It seems to be that in the world of Forex trading there are some weeks where we seem to get more volatility around economic news than other times. I have never done any analysis into this as it does not really matter when you trade price charts alone as your primary decision making tool. However, as we know, there are many hundreds of currency traders out there who are eager to try and make the most of these news-based moves, whether it is safe to do so or not. Sure it can be very tempting to try and jump on board a major move in the markets when a news item is released, but more often than not the result is not the best as we watch ourselves get faked out in a false move or, worse still, chopped around with too many entries resulting in a high number of unpleasant losses. So what is the fix with all this news coming out on a daily basis? Well, let’s take a deeper look into it.
If you want to trade around major news releases do yourself a favor, take these simple pieces of advice I can share with you. Firstly, don’t worry about the actual numbers as they will not tell you what direction the market is likely to go (how many times have you seen good news create drops in price and vice-versa?). Secondly, know the trades you are willing to take before the actual news report is released. That’s right, I am saying that you should have already mapped out where you want to enter and exit your trades before the news comes out. Then again, this is something you should do before any trade but it is surprising just how many traders seem to overlook this level of planning.

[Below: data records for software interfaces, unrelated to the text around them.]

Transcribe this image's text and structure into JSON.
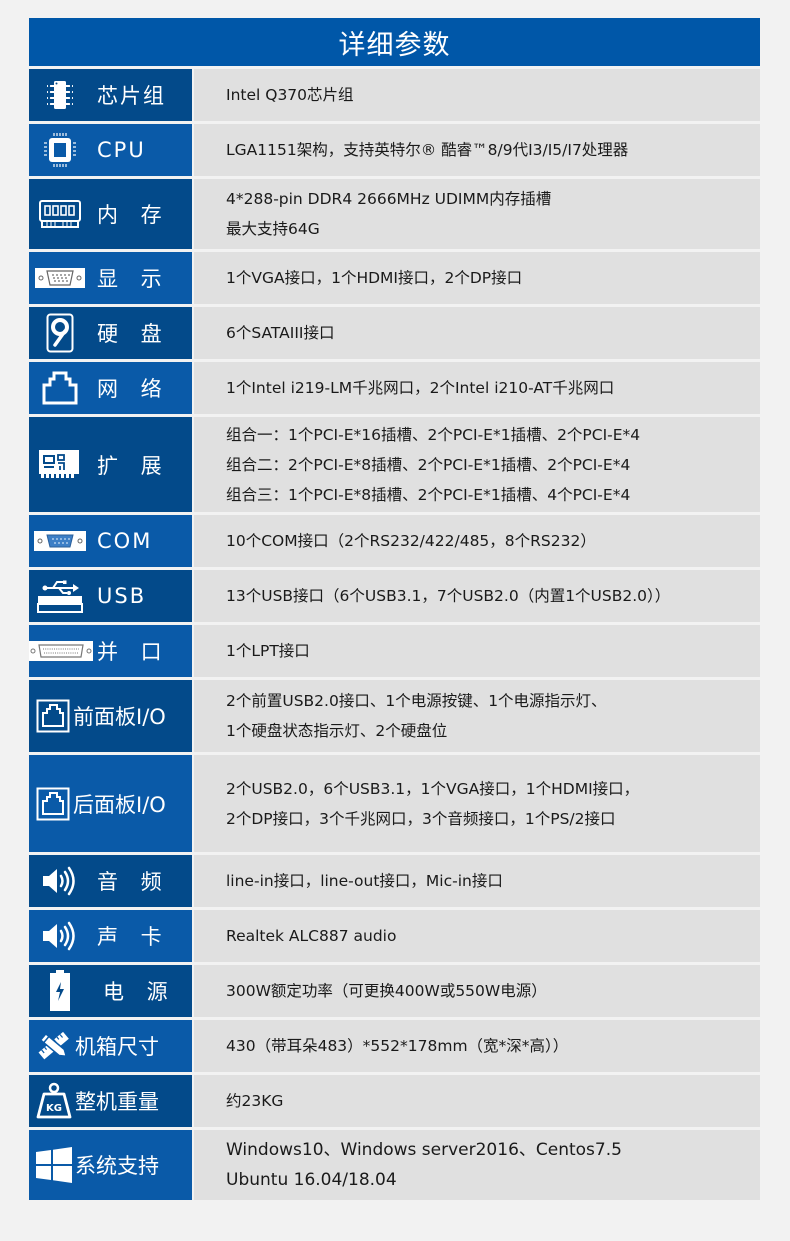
{
  "title": "详细参数",
  "colors": {
    "title_bg": "#0057a8",
    "label_dark": "#034a8a",
    "label_light": "#0a5aa8",
    "value_bg": "#e0e0e0",
    "page_bg": "#f2f2f2"
  },
  "rows": [
    {
      "label": "芯片组",
      "icon": "chip-icon",
      "lines": [
        "Intel Q370芯片组"
      ]
    },
    {
      "label": "CPU",
      "icon": "cpu-icon",
      "lines": [
        "LGA1151架构，支持英特尔® 酷睿™8/9代I3/I5/I7处理器"
      ]
    },
    {
      "label": "内 存",
      "icon": "memory-icon",
      "lines": [
        "4*288-pin DDR4 2666MHz  UDIMM内存插槽",
        "最大支持64G"
      ]
    },
    {
      "label": "显 示",
      "icon": "vga-port-icon",
      "lines": [
        "1个VGA接口，1个HDMI接口，2个DP接口"
      ]
    },
    {
      "label": "硬 盘",
      "icon": "hard-disk-icon",
      "lines": [
        "6个SATAIII接口"
      ]
    },
    {
      "label": "网 络",
      "icon": "ethernet-port-icon",
      "lines": [
        "1个Intel i219-LM千兆网口，2个Intel i210-AT千兆网口"
      ]
    },
    {
      "label": "扩 展",
      "icon": "expansion-card-icon",
      "lines": [
        "组合一：1个PCI-E*16插槽、2个PCI-E*1插槽、2个PCI-E*4",
        "组合二：2个PCI-E*8插槽、2个PCI-E*1插槽、2个PCI-E*4",
        "组合三：1个PCI-E*8插槽、2个PCI-E*1插槽、4个PCI-E*4"
      ]
    },
    {
      "label": "COM",
      "icon": "serial-port-icon",
      "lines": [
        "10个COM接口（2个RS232/422/485，8个RS232）"
      ]
    },
    {
      "label": "USB",
      "icon": "usb-icon",
      "lines": [
        "13个USB接口（6个USB3.1，7个USB2.0（内置1个USB2.0））"
      ]
    },
    {
      "label": "并 口",
      "icon": "parallel-port-icon",
      "lines": [
        "1个LPT接口"
      ]
    },
    {
      "label": "前面板I/O",
      "icon": "front-panel-port-icon",
      "lines": [
        "2个前置USB2.0接口、1个电源按键、1个电源指示灯、",
        "1个硬盘状态指示灯、2个硬盘位"
      ]
    },
    {
      "label": "后面板I/O",
      "icon": "rear-panel-port-icon",
      "lines": [
        "2个USB2.0，6个USB3.1，1个VGA接口，1个HDMI接口，",
        "2个DP接口，3个千兆网口，3个音频接口，1个PS/2接口"
      ]
    },
    {
      "label": "音 频",
      "icon": "speaker-icon",
      "lines": [
        "line-in接口，line-out接口，Mic-in接口"
      ]
    },
    {
      "label": "声 卡",
      "icon": "speaker-icon",
      "lines": [
        "Realtek  ALC887 audio"
      ]
    },
    {
      "label": "电 源",
      "icon": "battery-icon",
      "lines": [
        "300W额定功率（可更换400W或550W电源）"
      ]
    },
    {
      "label": "机箱尺寸",
      "icon": "ruler-pencil-icon",
      "lines": [
        "430（带耳朵483）*552*178mm（宽*深*高））"
      ]
    },
    {
      "label": "整机重量",
      "icon": "weight-kg-icon",
      "lines": [
        "约23KG"
      ]
    },
    {
      "label": "系统支持",
      "icon": "windows-logo-icon",
      "lines": [
        "Windows10、Windows server2016、Centos7.5",
        "Ubuntu 16.04/18.04"
      ]
    }
  ]
}
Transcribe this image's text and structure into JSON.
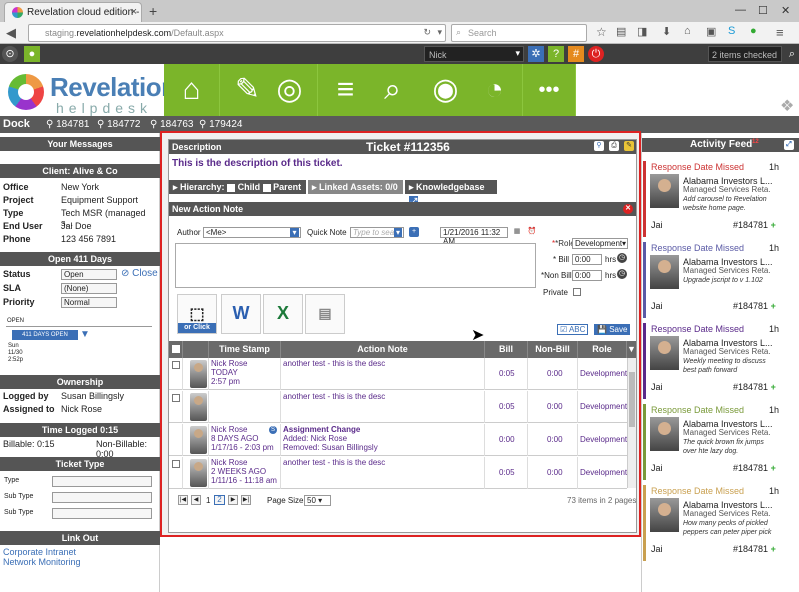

Let’s take a look at some recent examples of news and the price action which followed on the GBPUSD. Take the chart example below which shows the prices as they were leading up to the release of the Consumer Price Index or Inflation figures:
As we can see, the prices had already been rallying and were stalling in a quality supply zone to the left which had created a major imbalance in price a few weeks before. We know that all of the willing orders to sell were not filled by the buyers the last time prices were at that level, resulting in the strong drop away. Knowing this, we can objectively assume that using a tight stop, prices may fall from the current level again. When the news did come out, inflation was reported to have dropped in the UK, fundamentally weakening the GBP and resulting in a selloff to our pre-determined level of demand below:
The interesting thing here though, is that price had already begun to respect the supply zone before the actual news came out. Once the release came out, it then continued to drop to the opposing level of demand right in time for the next piece of news which was average earnings, claimant counts and unemployment rates the very next day. The figures themselves told a mixed story, with earnings dropping a little along with the unemployment rates but the number of claimants increased. No wonder people get confused with such a mixed set of results. The question the news-based trader now asks is what direction to play the market? On the other hand, a student of Online Trading Academy would instead notice the imbalance caused by the demand level from the unfilled buy orders and be happy to be a buyer of the GBPUSD, simply because that is the objective trading signal based on the price alone. This is how things worked out:
Now, based on the chart itself it is not really too surprising to witness this rally following the news. If, however, you were completely unaware of the impact of levels of institutional supply and demand upon market prices you may have been left scratching your head for answers and turning back to the news sites for an explanation of why the actual move happened. Those news sites are always happy to give out the answers but only after the prices have actually moved, thus giving no real edge in the markets if we try to use their lagging information. Now of course, a supply or demand zone is not guaranteed to work every time either but it does show us exactly where we should be buying based on the most important aspects of trading, price. Using a zone will always give us an edge to buy low and sell high with the lowest risk and the largest potential profit as well. This is fundamental to profitable trading in the long term along with a detailed trade plan and strict rules for money management and risk control. As my mentor once said to me in the early days of my education, “Remember that economic news just speeds up the process of the market doing what it was going to do all along.” Wise words of advice indeed.
Until next time take care,
Sam Evans – firstname.lastname@example.org